(Records excerpted from a collection)
────────────────

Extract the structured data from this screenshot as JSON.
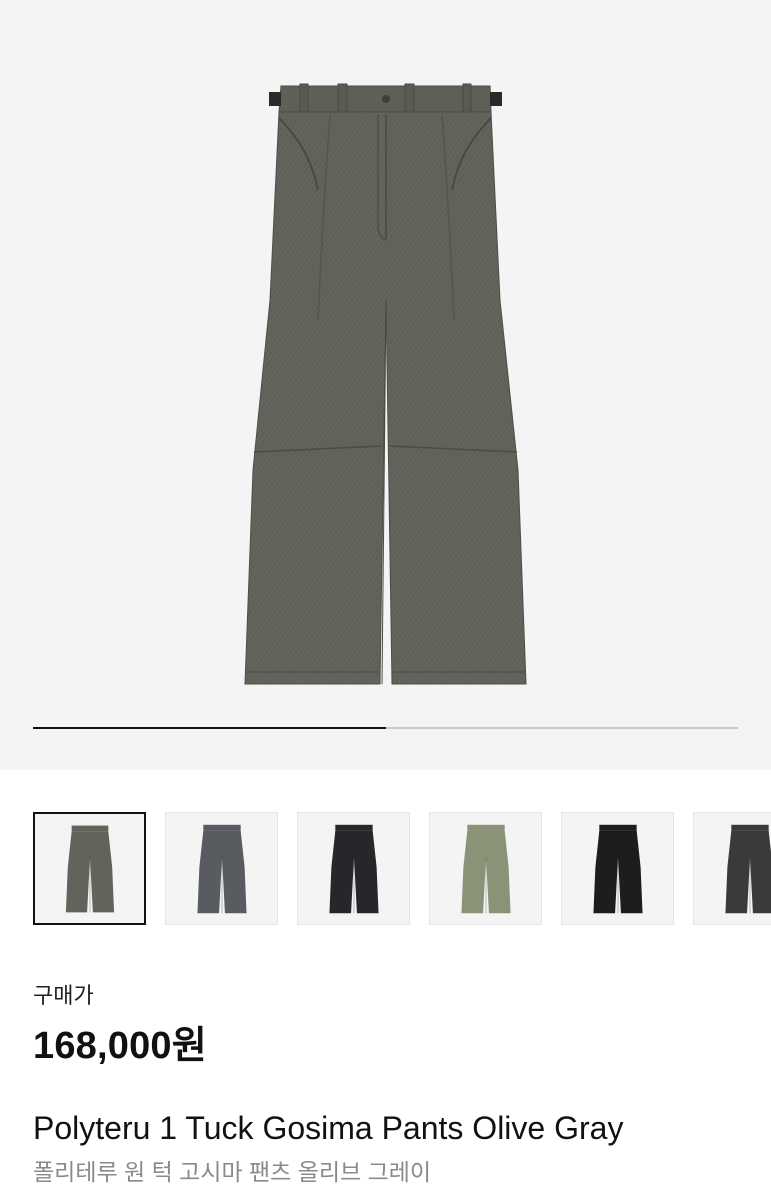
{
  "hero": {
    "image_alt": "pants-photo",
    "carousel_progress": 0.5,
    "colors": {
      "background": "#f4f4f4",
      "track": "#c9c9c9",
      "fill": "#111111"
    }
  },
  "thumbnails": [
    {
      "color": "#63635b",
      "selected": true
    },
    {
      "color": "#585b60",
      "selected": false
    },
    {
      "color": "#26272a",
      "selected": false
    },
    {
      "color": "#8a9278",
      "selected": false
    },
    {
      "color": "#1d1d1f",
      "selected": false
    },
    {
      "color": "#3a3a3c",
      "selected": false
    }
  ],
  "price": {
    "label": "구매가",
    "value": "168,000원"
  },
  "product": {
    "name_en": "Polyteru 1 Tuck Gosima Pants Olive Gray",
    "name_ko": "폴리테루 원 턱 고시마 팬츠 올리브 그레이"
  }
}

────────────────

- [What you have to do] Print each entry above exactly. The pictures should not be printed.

- [Response to this exercise]
Extract the structured data from this screenshot as JSON.
{
  "hero": {
    "image_alt": "pants-photo",
    "carousel_progress": 0.5,
    "colors": {
      "background": "#f4f4f4",
      "track": "#c9c9c9",
      "fill": "#111111"
    }
  },
  "thumbnails": [
    {
      "color": "#63635b",
      "selected": true
    },
    {
      "color": "#585b60",
      "selected": false
    },
    {
      "color": "#26272a",
      "selected": false
    },
    {
      "color": "#8a9278",
      "selected": false
    },
    {
      "color": "#1d1d1f",
      "selected": false
    },
    {
      "color": "#3a3a3c",
      "selected": false
    }
  ],
  "price": {
    "label": "구매가",
    "value": "168,000원"
  },
  "product": {
    "name_en": "Polyteru 1 Tuck Gosima Pants Olive Gray",
    "name_ko": "폴리테루 원 턱 고시마 팬츠 올리브 그레이"
  }
}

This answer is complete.